→ **Required action**
What follows is a set of records. Repeat them word for word.
*** Opening Supplied data ***
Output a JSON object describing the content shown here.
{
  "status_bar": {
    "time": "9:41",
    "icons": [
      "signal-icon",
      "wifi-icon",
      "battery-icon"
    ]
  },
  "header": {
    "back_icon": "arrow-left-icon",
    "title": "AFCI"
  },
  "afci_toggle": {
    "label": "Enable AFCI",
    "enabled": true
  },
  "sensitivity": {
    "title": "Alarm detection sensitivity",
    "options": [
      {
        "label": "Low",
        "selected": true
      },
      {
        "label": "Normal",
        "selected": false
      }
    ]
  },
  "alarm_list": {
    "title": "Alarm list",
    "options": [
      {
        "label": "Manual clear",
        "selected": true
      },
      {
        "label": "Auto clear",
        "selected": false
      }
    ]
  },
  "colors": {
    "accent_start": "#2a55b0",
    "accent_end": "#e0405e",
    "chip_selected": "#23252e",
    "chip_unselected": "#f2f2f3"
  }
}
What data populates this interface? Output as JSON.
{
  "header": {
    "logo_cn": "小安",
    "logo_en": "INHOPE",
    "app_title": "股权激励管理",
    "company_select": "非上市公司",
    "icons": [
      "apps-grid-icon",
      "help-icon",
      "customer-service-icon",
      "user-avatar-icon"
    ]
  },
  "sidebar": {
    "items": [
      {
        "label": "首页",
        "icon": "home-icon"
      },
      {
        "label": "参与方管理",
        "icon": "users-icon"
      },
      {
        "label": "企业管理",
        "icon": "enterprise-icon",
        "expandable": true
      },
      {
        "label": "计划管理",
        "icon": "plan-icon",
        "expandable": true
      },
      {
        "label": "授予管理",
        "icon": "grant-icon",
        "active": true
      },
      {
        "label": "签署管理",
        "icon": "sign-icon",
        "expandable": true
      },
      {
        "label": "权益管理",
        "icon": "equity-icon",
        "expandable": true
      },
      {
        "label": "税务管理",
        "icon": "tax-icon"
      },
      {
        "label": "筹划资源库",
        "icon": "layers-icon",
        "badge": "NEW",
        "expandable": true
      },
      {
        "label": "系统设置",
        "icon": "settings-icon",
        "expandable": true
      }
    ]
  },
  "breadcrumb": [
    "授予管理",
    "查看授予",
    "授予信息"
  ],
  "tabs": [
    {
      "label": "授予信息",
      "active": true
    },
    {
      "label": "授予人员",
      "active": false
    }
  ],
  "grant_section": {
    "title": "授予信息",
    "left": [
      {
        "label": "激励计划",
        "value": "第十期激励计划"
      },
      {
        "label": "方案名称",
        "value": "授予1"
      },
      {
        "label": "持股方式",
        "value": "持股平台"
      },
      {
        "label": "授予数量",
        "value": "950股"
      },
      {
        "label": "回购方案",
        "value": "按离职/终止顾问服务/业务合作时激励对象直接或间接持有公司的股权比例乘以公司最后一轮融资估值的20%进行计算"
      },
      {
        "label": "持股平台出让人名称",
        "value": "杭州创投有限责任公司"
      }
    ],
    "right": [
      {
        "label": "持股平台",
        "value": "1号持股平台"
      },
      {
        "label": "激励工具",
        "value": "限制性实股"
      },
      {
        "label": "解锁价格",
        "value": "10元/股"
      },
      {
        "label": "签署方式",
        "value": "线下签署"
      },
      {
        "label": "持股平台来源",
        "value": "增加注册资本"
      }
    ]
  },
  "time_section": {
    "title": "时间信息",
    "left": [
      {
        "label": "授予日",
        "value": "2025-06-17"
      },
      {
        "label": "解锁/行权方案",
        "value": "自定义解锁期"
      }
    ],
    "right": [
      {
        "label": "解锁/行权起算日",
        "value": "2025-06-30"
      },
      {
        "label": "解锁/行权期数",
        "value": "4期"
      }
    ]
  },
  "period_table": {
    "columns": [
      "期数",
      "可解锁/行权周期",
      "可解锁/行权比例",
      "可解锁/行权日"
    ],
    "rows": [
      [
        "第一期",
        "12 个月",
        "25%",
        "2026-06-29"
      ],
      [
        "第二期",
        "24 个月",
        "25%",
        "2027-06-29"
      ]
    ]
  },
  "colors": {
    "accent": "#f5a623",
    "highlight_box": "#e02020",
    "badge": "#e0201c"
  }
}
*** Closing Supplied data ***
→ **Exercise result**
Output a JSON object describing the content shown here.
{
  "status_bar": {
    "time": "9:41",
    "icons": [
      "signal-icon",
      "wifi-icon",
      "battery-icon"
    ]
  },
  "header": {
    "back_icon": "arrow-left-icon",
    "title": "AFCI"
  },
  "afci_toggle": {
    "label": "Enable AFCI",
    "enabled": true
  },
  "sensitivity": {
    "title": "Alarm detection sensitivity",
    "options": [
      {
        "label": "Low",
        "selected": true
      },
      {
        "label": "Normal",
        "selected": false
      }
    ]
  },
  "alarm_list": {
    "title": "Alarm list",
    "options": [
      {
        "label": "Manual clear",
        "selected": true
      },
      {
        "label": "Auto clear",
        "selected": false
      }
    ]
  },
  "colors": {
    "accent_start": "#2a55b0",
    "accent_end": "#e0405e",
    "chip_selected": "#23252e",
    "chip_unselected": "#f2f2f3"
  }
}
What data populates this interface? Output as JSON.
{
  "header": {
    "logo_cn": "小安",
    "logo_en": "INHOPE",
    "app_title": "股权激励管理",
    "company_select": "非上市公司",
    "icons": [
      "apps-grid-icon",
      "help-icon",
      "customer-service-icon",
      "user-avatar-icon"
    ]
  },
  "sidebar": {
    "items": [
      {
        "label": "首页",
        "icon": "home-icon"
      },
      {
        "label": "参与方管理",
        "icon": "users-icon"
      },
      {
        "label": "企业管理",
        "icon": "enterprise-icon",
        "expandable": true
      },
      {
        "label": "计划管理",
        "icon": "plan-icon",
        "expandable": true
      },
      {
        "label": "授予管理",
        "icon": "grant-icon",
        "active": true
      },
      {
        "label": "签署管理",
        "icon": "sign-icon",
        "expandable": true
      },
      {
        "label": "权益管理",
        "icon": "equity-icon",
        "expandable": true
      },
      {
        "label": "税务管理",
        "icon": "tax-icon"
      },
      {
        "label": "筹划资源库",
        "icon": "layers-icon",
        "badge": "NEW",
        "expandable": true
      },
      {
        "label": "系统设置",
        "icon": "settings-icon",
        "expandable": true
      }
    ]
  },
  "breadcrumb": [
    "授予管理",
    "查看授予",
    "授予信息"
  ],
  "tabs": [
    {
      "label": "授予信息",
      "active": true
    },
    {
      "label": "授予人员",
      "active": false
    }
  ],
  "grant_section": {
    "title": "授予信息",
    "left": [
      {
        "label": "激励计划",
        "value": "第十期激励计划"
      },
      {
        "label": "方案名称",
        "value": "授予1"
      },
      {
        "label": "持股方式",
        "value": "持股平台"
      },
      {
        "label": "授予数量",
        "value": "950股"
      },
      {
        "label": "回购方案",
        "value": "按离职/终止顾问服务/业务合作时激励对象直接或间接持有公司的股权比例乘以公司最后一轮融资估值的20%进行计算"
      },
      {
        "label": "持股平台出让人名称",
        "value": "杭州创投有限责任公司"
      }
    ],
    "right": [
      {
        "label": "持股平台",
        "value": "1号持股平台"
      },
      {
        "label": "激励工具",
        "value": "限制性实股"
      },
      {
        "label": "解锁价格",
        "value": "10元/股"
      },
      {
        "label": "签署方式",
        "value": "线下签署"
      },
      {
        "label": "持股平台来源",
        "value": "增加注册资本"
      }
    ]
  },
  "time_section": {
    "title": "时间信息",
    "left": [
      {
        "label": "授予日",
        "value": "2025-06-17"
      },
      {
        "label": "解锁/行权方案",
        "value": "自定义解锁期"
      }
    ],
    "right": [
      {
        "label": "解锁/行权起算日",
        "value": "2025-06-30"
      },
      {
        "label": "解锁/行权期数",
        "value": "4期"
      }
    ]
  },
  "period_table": {
    "columns": [
      "期数",
      "可解锁/行权周期",
      "可解锁/行权比例",
      "可解锁/行权日"
    ],
    "rows": [
      [
        "第一期",
        "12 个月",
        "25%",
        "2026-06-29"
      ],
      [
        "第二期",
        "24 个月",
        "25%",
        "2027-06-29"
      ]
    ]
  },
  "colors": {
    "accent": "#f5a623",
    "highlight_box": "#e02020",
    "badge": "#e0201c"
  }
}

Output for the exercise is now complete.